Lunch time arrives today. I am ready to kick up my feet, and I know the homestretch is in sight with the boys quickly approaching their afternoon snooze. I glance around quickly looking for his stuffed primate and fail to locate it. Our home is a rancher. It is 1500 square feet at best. The toddler duo are permitted to frolic in about half of that. Monkey is MIA. Emergency lock down.

When a screaming fit ensued after I put Mason in his crib without his BFF, I shut the door while he screamed "Monkey" repeatedly at the top of his lungs. I cursed at myself for being an unfit parent and continued looking under every cushion, behind every curtain, and even in the toilet. To no luck avail I looked outside too. Something clicked, and I realized that maybe it was left at Target this morning as I happily perused the isles in search of some gym duds to replace ones I currently wear that are nearly half my age. [Sick and yet also sad.] Worse than leaving him at Target certainly picked up by a monkeyknapper by this point, I recalled when I worked many moons ago I had a knack for leaving random items on the roof of my car when I loaded my gear in the mornings.

I had terrible visions of monkey's appendages being torn apart by the passing steady traffic beyond our driveway if I managed to leave him on the Jetta roof.

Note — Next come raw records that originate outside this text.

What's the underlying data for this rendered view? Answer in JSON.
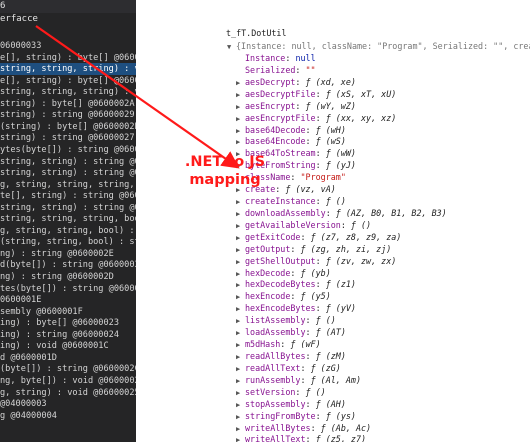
{
  "left_pane": {
    "title_fragment": "6",
    "tab_fragment": "erfacce",
    "rows": [
      {
        "text": "06000033",
        "selected": false
      },
      {
        "text": "e[], string) : byte[] @06000032",
        "selected": false
      },
      {
        "text": "string, string, string) : void @0600003",
        "selected": true
      },
      {
        "text": "e[], string) : byte[] @06000031",
        "selected": false
      },
      {
        "text": "string, string, string) : void @0600003",
        "selected": false
      },
      {
        "text": "string) : byte[] @0600002A",
        "selected": false
      },
      {
        "text": "string) : string @06000029",
        "selected": false
      },
      {
        "text": "(string) : byte[] @0600002B",
        "selected": false
      },
      {
        "text": "string) : string @06000027",
        "selected": false
      },
      {
        "text": "ytes(byte[]) : string @06000028",
        "selected": false
      },
      {
        "text": "string, string) : string @06000038",
        "selected": false
      },
      {
        "text": "string, string) : string @06000036",
        "selected": false
      },
      {
        "text": "g, string, string, string, bool) : object",
        "selected": false
      },
      {
        "text": "te[], string) : string @06000037",
        "selected": false
      },
      {
        "text": "string, string) : string @06000035",
        "selected": false
      },
      {
        "text": "string, string, string, bool) : int @060000",
        "selected": false
      },
      {
        "text": "g, string, string, bool) : string @060000",
        "selected": false
      },
      {
        "text": "(string, string, bool) : string @060000",
        "selected": false
      },
      {
        "text": "ng) : string @0600002E",
        "selected": false
      },
      {
        "text": "d(byte[]) : string @06000030",
        "selected": false
      },
      {
        "text": "ng) : string @0600002D",
        "selected": false
      },
      {
        "text": "tes(byte[]) : string @0600002F",
        "selected": false
      },
      {
        "text": "0600001E",
        "selected": false
      },
      {
        "text": "sembly @0600001F",
        "selected": false
      },
      {
        "text": "ing) : byte[] @06000023",
        "selected": false
      },
      {
        "text": "ing) : string @06000024",
        "selected": false
      },
      {
        "text": "ing) : void @0600001C",
        "selected": false
      },
      {
        "text": "d @0600001D",
        "selected": false
      },
      {
        "text": "(byte[]) : string @0600002C",
        "selected": false
      },
      {
        "text": "ng, byte[]) : void @06000026",
        "selected": false
      },
      {
        "text": "g, string) : void @06000025",
        "selected": false
      },
      {
        "text": "@04000003",
        "selected": false
      },
      {
        "text": "g @04000004",
        "selected": false
      }
    ]
  },
  "annotation": {
    "line1": ".NET to JS",
    "line2": "mapping",
    "color": "#ff1a1a"
  },
  "console": {
    "object_name": "t_fT.DotUtil",
    "summary": "{Instance: null, className: \"Program\", Serialized: \"\", create:",
    "lines": [
      {
        "key": "Instance",
        "sep": ": ",
        "val": "null",
        "kind": "kw",
        "arrow": false,
        "indent": 1
      },
      {
        "key": "Serialized",
        "sep": ": ",
        "val": "\"\"",
        "kind": "str",
        "arrow": false,
        "indent": 1
      },
      {
        "key": "aesDecrypt",
        "sep": ": ",
        "val": "ƒ (xd, xe)",
        "kind": "fn",
        "arrow": true,
        "indent": 0
      },
      {
        "key": "aesDecryptFile",
        "sep": ": ",
        "val": "ƒ (xS, xT, xU)",
        "kind": "fn",
        "arrow": true,
        "indent": 0
      },
      {
        "key": "aesEncrypt",
        "sep": ": ",
        "val": "ƒ (wY, wZ)",
        "kind": "fn",
        "arrow": true,
        "indent": 0
      },
      {
        "key": "aesEncryptFile",
        "sep": ": ",
        "val": "ƒ (xx, xy, xz)",
        "kind": "fn",
        "arrow": true,
        "indent": 0
      },
      {
        "key": "base64Decode",
        "sep": ": ",
        "val": "ƒ (wH)",
        "kind": "fn",
        "arrow": true,
        "indent": 0
      },
      {
        "key": "base64Encode",
        "sep": ": ",
        "val": "ƒ (wS)",
        "kind": "fn",
        "arrow": true,
        "indent": 0
      },
      {
        "key": "base64ToStream",
        "sep": ": ",
        "val": "ƒ (wW)",
        "kind": "fn",
        "arrow": true,
        "indent": 0
      },
      {
        "key": "byteFromString",
        "sep": ": ",
        "val": "ƒ (yJ)",
        "kind": "fn",
        "arrow": true,
        "indent": 0
      },
      {
        "key": "className",
        "sep": ": ",
        "val": "\"Program\"",
        "kind": "str",
        "arrow": false,
        "indent": 1
      },
      {
        "key": "create",
        "sep": ": ",
        "val": "ƒ (vz, vA)",
        "kind": "fn",
        "arrow": true,
        "indent": 0
      },
      {
        "key": "createInstance",
        "sep": ": ",
        "val": "ƒ ()",
        "kind": "fn",
        "arrow": true,
        "indent": 0
      },
      {
        "key": "downloadAssembly",
        "sep": ": ",
        "val": "ƒ (AZ, B0, B1, B2, B3)",
        "kind": "fn",
        "arrow": true,
        "indent": 0
      },
      {
        "key": "getAvailableVersion",
        "sep": ": ",
        "val": "ƒ ()",
        "kind": "fn",
        "arrow": true,
        "indent": 0
      },
      {
        "key": "getExitCode",
        "sep": ": ",
        "val": "ƒ (z7, z8, z9, za)",
        "kind": "fn",
        "arrow": true,
        "indent": 0
      },
      {
        "key": "getOutput",
        "sep": ": ",
        "val": "ƒ (zg, zh, zi, zj)",
        "kind": "fn",
        "arrow": true,
        "indent": 0
      },
      {
        "key": "getShellOutput",
        "sep": ": ",
        "val": "ƒ (zv, zw, zx)",
        "kind": "fn",
        "arrow": true,
        "indent": 0
      },
      {
        "key": "hexDecode",
        "sep": ": ",
        "val": "ƒ (yb)",
        "kind": "fn",
        "arrow": true,
        "indent": 0
      },
      {
        "key": "hexDecodeBytes",
        "sep": ": ",
        "val": "ƒ (z1)",
        "kind": "fn",
        "arrow": true,
        "indent": 0
      },
      {
        "key": "hexEncode",
        "sep": ": ",
        "val": "ƒ (y5)",
        "kind": "fn",
        "arrow": true,
        "indent": 0
      },
      {
        "key": "hexEncodeBytes",
        "sep": ": ",
        "val": "ƒ (yV)",
        "kind": "fn",
        "arrow": true,
        "indent": 0
      },
      {
        "key": "listAssembly",
        "sep": ": ",
        "val": "ƒ ()",
        "kind": "fn",
        "arrow": true,
        "indent": 0
      },
      {
        "key": "loadAssembly",
        "sep": ": ",
        "val": "ƒ (AT)",
        "kind": "fn",
        "arrow": true,
        "indent": 0
      },
      {
        "key": "m5dHash",
        "sep": ": ",
        "val": "ƒ (wF)",
        "kind": "fn",
        "arrow": true,
        "indent": 0
      },
      {
        "key": "readAllBytes",
        "sep": ": ",
        "val": "ƒ (zM)",
        "kind": "fn",
        "arrow": true,
        "indent": 0
      },
      {
        "key": "readAllText",
        "sep": ": ",
        "val": "ƒ (zG)",
        "kind": "fn",
        "arrow": true,
        "indent": 0
      },
      {
        "key": "runAssembly",
        "sep": ": ",
        "val": "ƒ (Al, Am)",
        "kind": "fn",
        "arrow": true,
        "indent": 0
      },
      {
        "key": "setVersion",
        "sep": ": ",
        "val": "ƒ ()",
        "kind": "fn",
        "arrow": true,
        "indent": 0
      },
      {
        "key": "stopAssembly",
        "sep": ": ",
        "val": "ƒ (AH)",
        "kind": "fn",
        "arrow": true,
        "indent": 0
      },
      {
        "key": "stringFromByte",
        "sep": ": ",
        "val": "ƒ (ys)",
        "kind": "fn",
        "arrow": true,
        "indent": 0
      },
      {
        "key": "writeAllBytes",
        "sep": ": ",
        "val": "ƒ (Ab, Ac)",
        "kind": "fn",
        "arrow": true,
        "indent": 0
      },
      {
        "key": "writeAllText",
        "sep": ": ",
        "val": "ƒ (z5, z7)",
        "kind": "fn",
        "arrow": true,
        "indent": 0
      }
    ]
  }
}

I briefly contemplated scouring the road and digressed to going inside once more to look. Blasted scatterbrained mom!

Kicking myself in the ass the whole way into the house I envisioned some way of making it up to him. I didn't care about the cost... just to make up for my ill intentions in lieu of losing his best friend.

As I sulked into the house ready to scan Amazon for their monkey stock pile, I spotted his beloved in a glass cabinet where I store extra diapers.

Oh glory be, I never thought I'd be so happy to see that snot-ball of a primate in all my life, and if there were room to do cartwheels [and had he the know-how] Mason would have done five in a row when I brought that lil' bugger back into his arms.

BUT, I still plan to check out Amazon for the day I really do accidentally plunge the little furball into oncoming traffic.